California districts are looking closely at their zero-tolerance discipline policies. Changes include raising awareness of the impact of trauma on students and implementing restorative justice principles, which require misbehaving students to make amends to those they have harmed. Disproportionate numbers of African-American and, to a lesser extent, Latino youth are suspended or disciplined.
Demands for police reforms include increasing mental health services which are seen as key to helping young people, especially Black students, succeed studies say.
As districts disband or reform their police units, policymakers consider how to improve campus safety statewide.
Board agreed to disband entire internal police department by end of the year and form a committee to come up with an alternative safety plan.
Oakland Unified leaders signal support for eliminating district police, West Contra Costa Unified terminates contracts with city police.
The superintendent of public instruction announced he is launching a training initiative to help end systematic racism in schools.
New data suggests restorative justice programs are effective at improving school climate.
The Los Angeles district may provide lessons for California as it eliminates K-8 defiance suspensions across the state.
Counseling and tutoring should be embedded in school discipline programs, experts said.
The longtime leader in the field says social and emotional practices help reach disconnected students and give purpose to learning.
Gov. Newsom signed legislation that will ban out-of-school suspensions for disruptive behavior and willful defiance after next July.
Suspensions for willful defiance have declined sharply in recent years, but Sen. Nancy Skinner says more state action is needed.
Teachers need more support to help struggling students rather than bans that reduce their ability to manage their classrooms.
Students who are suspended from school are less likely to graduate from high school and more likely to be arrested and incarcerated.

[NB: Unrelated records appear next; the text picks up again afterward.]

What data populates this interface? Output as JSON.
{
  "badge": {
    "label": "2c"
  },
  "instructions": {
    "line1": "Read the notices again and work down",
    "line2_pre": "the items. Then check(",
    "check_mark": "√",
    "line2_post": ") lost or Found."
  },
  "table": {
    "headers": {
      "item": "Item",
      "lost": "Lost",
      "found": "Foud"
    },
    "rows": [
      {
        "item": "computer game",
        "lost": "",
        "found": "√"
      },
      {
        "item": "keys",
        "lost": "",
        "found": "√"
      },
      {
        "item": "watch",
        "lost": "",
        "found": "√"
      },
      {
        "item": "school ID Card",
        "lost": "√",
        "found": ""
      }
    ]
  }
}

District policy of random searches disrupted instruction and made students feel less safe, principal says.
As districts have worked to reduce suspensions and expulsions, they’ve increasingly turned to restorative justice as an alternative.